Digital natives don’t like working from home and prefer not to bring their own device, according to research conducted by the Australian Tax Office with its own workforce.
“The research we did really strongly suggests it is important to co-design with your workforce in order to be sure that the assumptions you are making about their needs and requirements are not just assumptions, that they are actually reflecting the needs of the workforce,” ATO People deputy commissioner Jacqueline Curtis told the Australia and New Zealand School of Government conference earlier this month.
Describing herself as a ‘digital stranger’ — a category that includes most people born before 1980 — Curtis revealed that 75% of the 18,500-strong ATO workforce is also a digital stranger. Perhaps problematically, this includes most of the agency’s leadership, “and we are making the decisions about the technology, capability, development, and processes and procedures that are going to be in place for the generation that’s coming through.”
She offered a quick guide to telling whether you are a digital stranger: “think about the way you use technology. Do you print your emails out? Do you tend to print a document and then edit it and then do it on the computer and send it back? Do you bring people into your office or around your workspace to share a website with them rather than sending them the URL? Do you call someone and say ‘did you get my email’? A digital native would never do that!”
Digital strangers “do embrace the digital world,” said Curtis, “but unlike digital natives, it’s not natural to them. They’ve had to learn to do this. They’ve had to learn to speak digital and it’s their second language.”
The research tested some of the assumptions the ATO leadership had been working with around decisions on investing in technology, she explained.
“This is what was really surprising to me. Digital natives are not necessarily embracing the ideas and concepts of technology that we as senior staff and digital strangers think they will. When we asked them about their own device and bringing their own device, many of them said to us, ‘work is work and personal is personal. We don’t want one device for both work and personal.’
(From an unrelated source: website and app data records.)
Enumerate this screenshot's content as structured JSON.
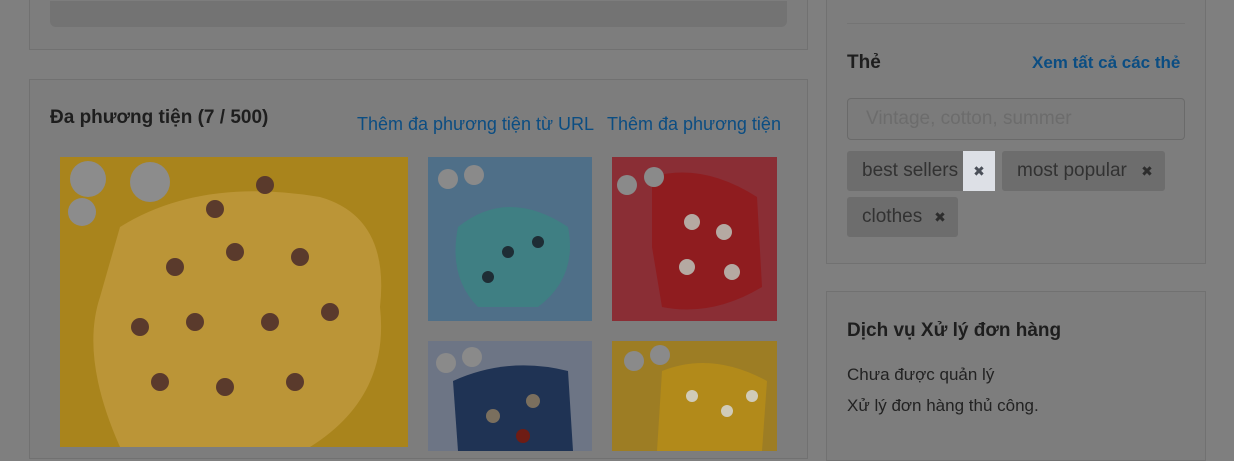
{
  "media": {
    "title": "Đa phương tiện (7 / 500)",
    "add_from_url": "Thêm đa phương tiện từ URL",
    "add_media": "Thêm đa phương tiện"
  },
  "tags": {
    "title": "Thẻ",
    "view_all": "Xem tất cả các thẻ",
    "input_placeholder": "Vintage, cotton, summer",
    "items": [
      {
        "label": "best sellers"
      },
      {
        "label": "most popular"
      },
      {
        "label": "clothes"
      }
    ]
  },
  "fulfillment": {
    "title": "Dịch vụ Xử lý đơn hàng",
    "line1": "Chưa được quản lý",
    "line2": "Xử lý đơn hàng thủ công."
  },
  "colors": {
    "overlay": "#7f7f7f",
    "link": "#0b4d82",
    "highlight": "#dde0e6",
    "sweater_yellow": "#b28a1a",
    "sweater_mint": "#3f7f83",
    "sweater_red": "#8f1c1f",
    "sweater_navy": "#1f3354"
  },
  "icons": {
    "tag_remove": "close-icon"
  }
}
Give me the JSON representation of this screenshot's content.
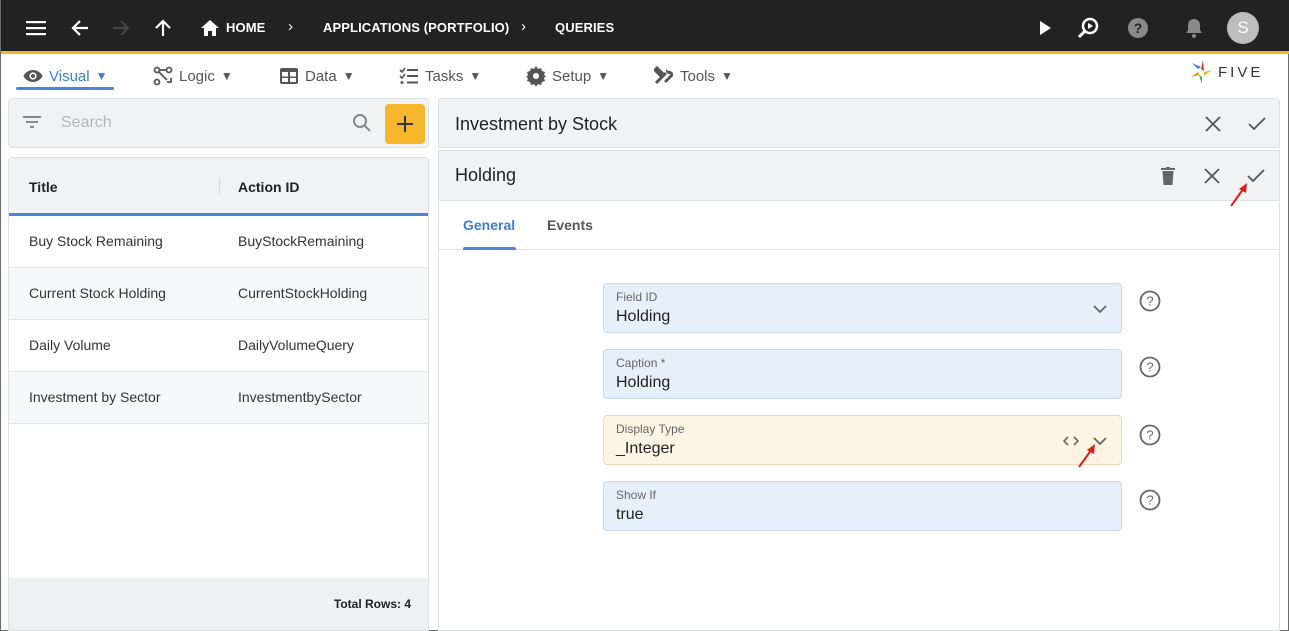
{
  "topbar": {
    "breadcrumbs": [
      "HOME",
      "APPLICATIONS (PORTFOLIO)",
      "QUERIES"
    ],
    "avatar_letter": "S",
    "accent_color": "#f3b528"
  },
  "menubar": {
    "items": [
      {
        "label": "Visual",
        "icon": "eye-icon",
        "active": true
      },
      {
        "label": "Logic",
        "icon": "logic-icon",
        "active": false
      },
      {
        "label": "Data",
        "icon": "table-icon",
        "active": false
      },
      {
        "label": "Tasks",
        "icon": "tasks-icon",
        "active": false
      },
      {
        "label": "Setup",
        "icon": "gear-icon",
        "active": false
      },
      {
        "label": "Tools",
        "icon": "tools-icon",
        "active": false
      }
    ],
    "caret": "▼",
    "logo_text": "FIVE"
  },
  "search": {
    "placeholder": "Search",
    "value": ""
  },
  "list": {
    "columns": [
      "Title",
      "Action ID"
    ],
    "rows": [
      {
        "title": "Buy Stock Remaining",
        "action_id": "BuyStockRemaining"
      },
      {
        "title": "Current Stock Holding",
        "action_id": "CurrentStockHolding"
      },
      {
        "title": "Daily Volume",
        "action_id": "DailyVolumeQuery"
      },
      {
        "title": "Investment by Sector",
        "action_id": "InvestmentbySector"
      }
    ],
    "total_rows": "Total Rows: 4"
  },
  "form": {
    "parent_title": "Investment by Stock",
    "title": "Holding",
    "tabs": [
      {
        "label": "General",
        "active": true
      },
      {
        "label": "Events",
        "active": false
      }
    ],
    "fields": [
      {
        "label": "Field ID",
        "value": "Holding",
        "type": "select"
      },
      {
        "label": "Caption *",
        "value": "Holding",
        "type": "text"
      },
      {
        "label": "Display Type",
        "value": "_Integer",
        "type": "select-code"
      },
      {
        "label": "Show If",
        "value": "true",
        "type": "text"
      }
    ]
  },
  "colors": {
    "primary": "#4a86d8",
    "add_button": "#f6b72c",
    "field_bg": "#e6f0fb",
    "field_warn_bg": "#fdf4e3"
  }
}
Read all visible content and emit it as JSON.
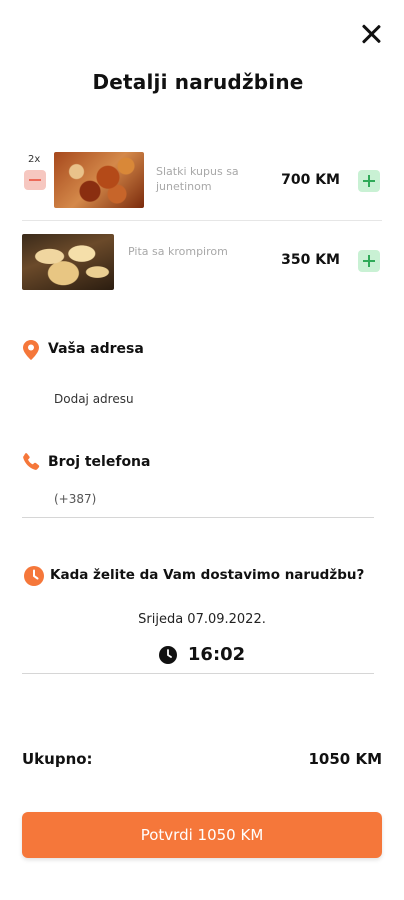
{
  "header": {
    "title": "Detalji narudžbine",
    "close_icon": "close-icon"
  },
  "order": {
    "items": [
      {
        "quantity": "2x",
        "name": "Slatki kupus sa junetinom",
        "price": "700 KM"
      },
      {
        "quantity": "",
        "name": "Pita sa krompirom",
        "price": "350 KM"
      }
    ]
  },
  "address": {
    "label": "Vaša adresa",
    "value": "Dodaj adresu",
    "icon": "location-pin-icon"
  },
  "phone": {
    "label": "Broj telefona",
    "placeholder": "(+387)",
    "icon": "phone-icon"
  },
  "delivery": {
    "question": "Kada želite da Vam dostavimo narudžbu?",
    "date": "Srijeda 07.09.2022.",
    "time": "16:02",
    "icon": "clock-icon"
  },
  "total": {
    "label": "Ukupno:",
    "value": "1050 KM"
  },
  "confirm_button": {
    "label": "Potvrdi 1050 KM"
  },
  "colors": {
    "accent": "#f5773a",
    "plus_bg": "#c9f1d4",
    "plus_fg": "#2faa58",
    "minus_bg": "#f6c7c0",
    "minus_fg": "#ec6a5a"
  }
}
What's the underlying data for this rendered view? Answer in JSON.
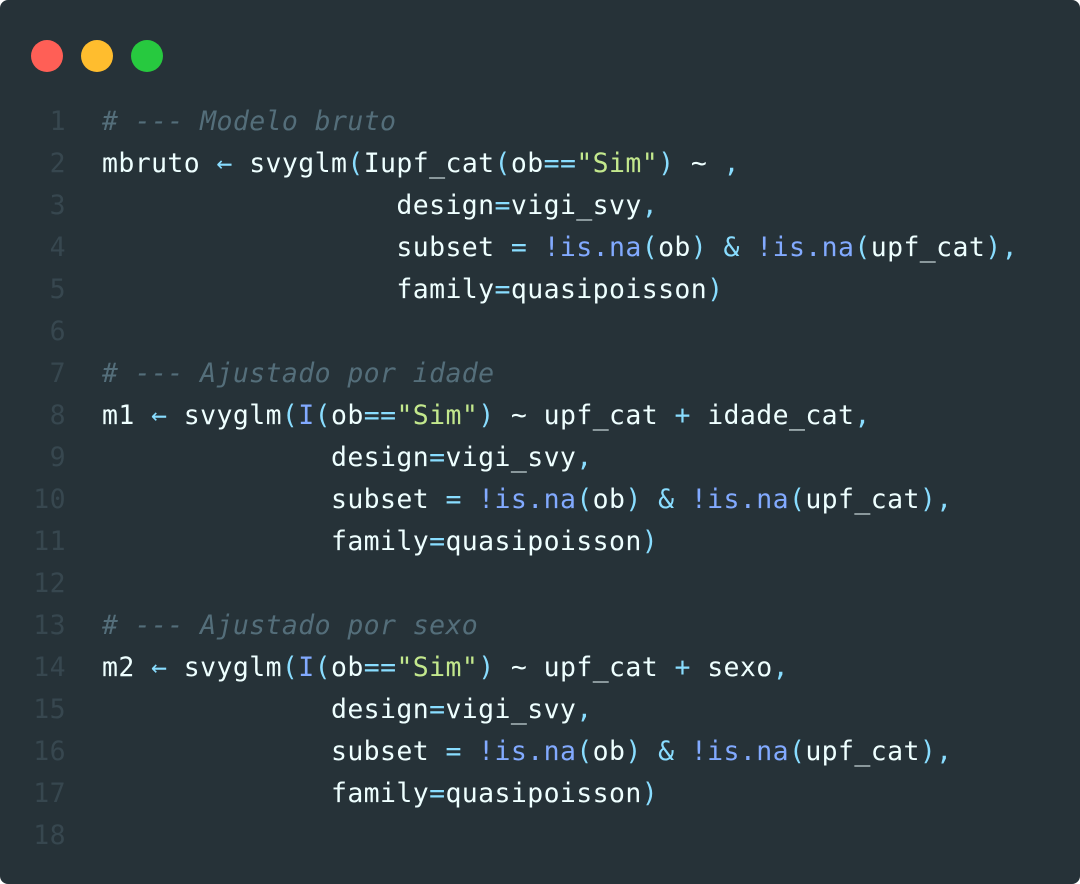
{
  "colors": {
    "background": "#263238",
    "text": "#eeffff",
    "comment": "#546e7a",
    "operator": "#89ddff",
    "string": "#c3e88d",
    "function": "#82aaff",
    "line_number": "#37474f"
  },
  "window_controls": [
    "close-dot",
    "minimize-dot",
    "maximize-dot"
  ],
  "lines": [
    [
      {
        "t": "# --- Modelo bruto",
        "c": "comment"
      }
    ],
    [
      {
        "t": "mbruto "
      },
      {
        "t": "←",
        "c": "op"
      },
      {
        "t": " svyglm"
      },
      {
        "t": "(",
        "c": "op"
      },
      {
        "t": "Iupf_cat"
      },
      {
        "t": "(",
        "c": "op"
      },
      {
        "t": "ob"
      },
      {
        "t": "==",
        "c": "op"
      },
      {
        "t": "\"Sim\"",
        "c": "str"
      },
      {
        "t": ")",
        "c": "op"
      },
      {
        "t": " ~ "
      },
      {
        "t": ",",
        "c": "op"
      }
    ],
    [
      {
        "t": "                  design"
      },
      {
        "t": "=",
        "c": "op"
      },
      {
        "t": "vigi_svy"
      },
      {
        "t": ",",
        "c": "op"
      }
    ],
    [
      {
        "t": "                  subset "
      },
      {
        "t": "=",
        "c": "op"
      },
      {
        "t": " "
      },
      {
        "t": "!is.na",
        "c": "fn"
      },
      {
        "t": "(",
        "c": "op"
      },
      {
        "t": "ob"
      },
      {
        "t": ")",
        "c": "op"
      },
      {
        "t": " "
      },
      {
        "t": "&",
        "c": "op"
      },
      {
        "t": " "
      },
      {
        "t": "!is.na",
        "c": "fn"
      },
      {
        "t": "(",
        "c": "op"
      },
      {
        "t": "upf_cat"
      },
      {
        "t": "),",
        "c": "op"
      }
    ],
    [
      {
        "t": "                  family"
      },
      {
        "t": "=",
        "c": "op"
      },
      {
        "t": "quasipoisson"
      },
      {
        "t": ")",
        "c": "op"
      }
    ],
    [],
    [
      {
        "t": "# --- Ajustado por idade",
        "c": "comment"
      }
    ],
    [
      {
        "t": "m1 "
      },
      {
        "t": "←",
        "c": "op"
      },
      {
        "t": " svyglm"
      },
      {
        "t": "(",
        "c": "op"
      },
      {
        "t": "I",
        "c": "fn"
      },
      {
        "t": "(",
        "c": "op"
      },
      {
        "t": "ob"
      },
      {
        "t": "==",
        "c": "op"
      },
      {
        "t": "\"Sim\"",
        "c": "str"
      },
      {
        "t": ")",
        "c": "op"
      },
      {
        "t": " ~ upf_cat "
      },
      {
        "t": "+",
        "c": "op"
      },
      {
        "t": " idade_cat"
      },
      {
        "t": ",",
        "c": "op"
      }
    ],
    [
      {
        "t": "              design"
      },
      {
        "t": "=",
        "c": "op"
      },
      {
        "t": "vigi_svy"
      },
      {
        "t": ",",
        "c": "op"
      }
    ],
    [
      {
        "t": "              subset "
      },
      {
        "t": "=",
        "c": "op"
      },
      {
        "t": " "
      },
      {
        "t": "!is.na",
        "c": "fn"
      },
      {
        "t": "(",
        "c": "op"
      },
      {
        "t": "ob"
      },
      {
        "t": ")",
        "c": "op"
      },
      {
        "t": " "
      },
      {
        "t": "&",
        "c": "op"
      },
      {
        "t": " "
      },
      {
        "t": "!is.na",
        "c": "fn"
      },
      {
        "t": "(",
        "c": "op"
      },
      {
        "t": "upf_cat"
      },
      {
        "t": "),",
        "c": "op"
      }
    ],
    [
      {
        "t": "              family"
      },
      {
        "t": "=",
        "c": "op"
      },
      {
        "t": "quasipoisson"
      },
      {
        "t": ")",
        "c": "op"
      }
    ],
    [],
    [
      {
        "t": "# --- Ajustado por sexo",
        "c": "comment"
      }
    ],
    [
      {
        "t": "m2 "
      },
      {
        "t": "←",
        "c": "op"
      },
      {
        "t": " svyglm"
      },
      {
        "t": "(",
        "c": "op"
      },
      {
        "t": "I",
        "c": "fn"
      },
      {
        "t": "(",
        "c": "op"
      },
      {
        "t": "ob"
      },
      {
        "t": "==",
        "c": "op"
      },
      {
        "t": "\"Sim\"",
        "c": "str"
      },
      {
        "t": ")",
        "c": "op"
      },
      {
        "t": " ~ upf_cat "
      },
      {
        "t": "+",
        "c": "op"
      },
      {
        "t": " sexo"
      },
      {
        "t": ",",
        "c": "op"
      }
    ],
    [
      {
        "t": "              design"
      },
      {
        "t": "=",
        "c": "op"
      },
      {
        "t": "vigi_svy"
      },
      {
        "t": ",",
        "c": "op"
      }
    ],
    [
      {
        "t": "              subset "
      },
      {
        "t": "=",
        "c": "op"
      },
      {
        "t": " "
      },
      {
        "t": "!is.na",
        "c": "fn"
      },
      {
        "t": "(",
        "c": "op"
      },
      {
        "t": "ob"
      },
      {
        "t": ")",
        "c": "op"
      },
      {
        "t": " "
      },
      {
        "t": "&",
        "c": "op"
      },
      {
        "t": " "
      },
      {
        "t": "!is.na",
        "c": "fn"
      },
      {
        "t": "(",
        "c": "op"
      },
      {
        "t": "upf_cat"
      },
      {
        "t": "),",
        "c": "op"
      }
    ],
    [
      {
        "t": "              family"
      },
      {
        "t": "=",
        "c": "op"
      },
      {
        "t": "quasipoisson"
      },
      {
        "t": ")",
        "c": "op"
      }
    ],
    []
  ]
}
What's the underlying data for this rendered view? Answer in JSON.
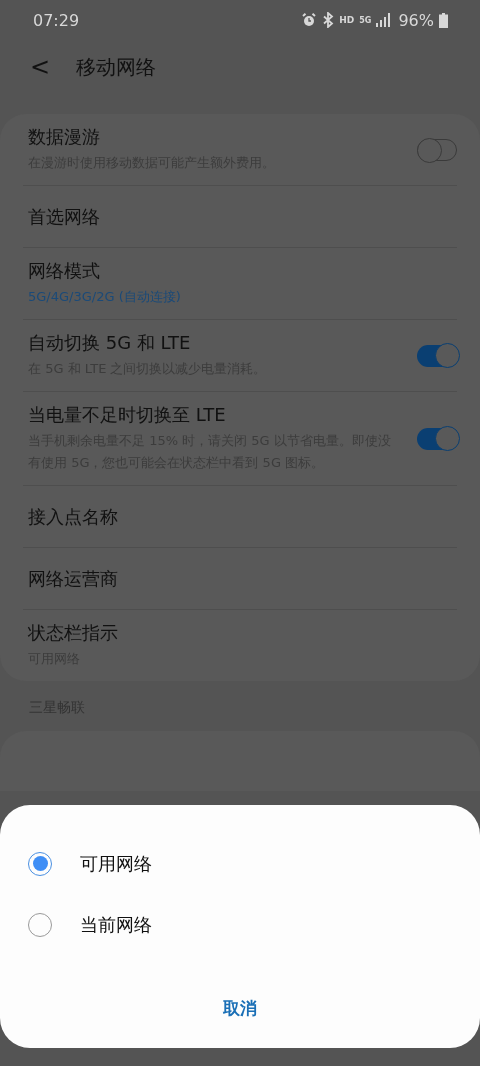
{
  "status_bar": {
    "time": "07:29",
    "hd": "HD",
    "network": "5G",
    "battery": "96%"
  },
  "header": {
    "back": "<",
    "title": "移动网络"
  },
  "settings": [
    {
      "kind": "toggle",
      "title": "数据漫游",
      "subtitle": "在漫游时使用移动数据可能产生额外费用。",
      "subtitle_accent": false,
      "on": false
    },
    {
      "kind": "plain",
      "title": "首选网络"
    },
    {
      "kind": "plain",
      "title": "网络模式",
      "subtitle": "5G/4G/3G/2G (自动连接)",
      "subtitle_accent": true
    },
    {
      "kind": "toggle",
      "title": "自动切换 5G 和 LTE",
      "subtitle": "在 5G 和 LTE 之间切换以减少电量消耗。",
      "subtitle_accent": false,
      "on": true
    },
    {
      "kind": "toggle",
      "title": "当电量不足时切换至 LTE",
      "subtitle": "当手机剩余电量不足 15% 时，请关闭 5G 以节省电量。即使没有使用 5G，您也可能会在状态栏中看到 5G 图标。",
      "subtitle_accent": false,
      "on": true
    },
    {
      "kind": "plain",
      "title": "接入点名称"
    },
    {
      "kind": "plain",
      "title": "网络运营商"
    },
    {
      "kind": "plain",
      "title": "状态栏指示",
      "subtitle": "可用网络",
      "subtitle_accent": false
    }
  ],
  "section_header": "三星畅联",
  "dialog": {
    "options": [
      {
        "label": "可用网络",
        "selected": true
      },
      {
        "label": "当前网络",
        "selected": false
      }
    ],
    "cancel": "取消"
  }
}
“They also said they didn’t want to be expected to work outside of their work hours. They said they want to be able to check their email occasionally, but they don’t want to be expected to work 24/7,” said Curtis.
“Digital strangers, on the other hand, said they were really happy to use digital devices and they think it’s really useful to them and helps them when they’re claiming their tax deductions, all sorts of useful things that help them in their life. So there’s a different mindset we need to think about when we’re thinking about these two groups of people.
They also discovered that older workers tend to be more positive about the idea of working from home.
“The other thing that digital strangers said was that it was much more helpful for them managing and juggling their lives whereas digital natives felt that they wanted to come to work. They wanted structure, they wanted oversight and they wanted confidence that there would be somebody there to help them in the workplace. They also said they liked the social interaction that they got from work.”
The unexpected findings of the research emphasised the importance of asking your workforce what they think, rather than assuming.
“Collaboration and co-design is critical if we’re going to get this right. If we’re going to provide our workforce with the tools and experiences they need to grow, we need to think of not digital natives and digital strangers, but a whole continuum from the very young who will be immersed in technology from a very young age, right through to the older generations where we will see people like my mother, scary as it may be, in the workforce. And the whole range of skills, capabilities and requirements that they will have to be able to drive the changes we are saying we need to deliver better outcomes for our citizens,” she said.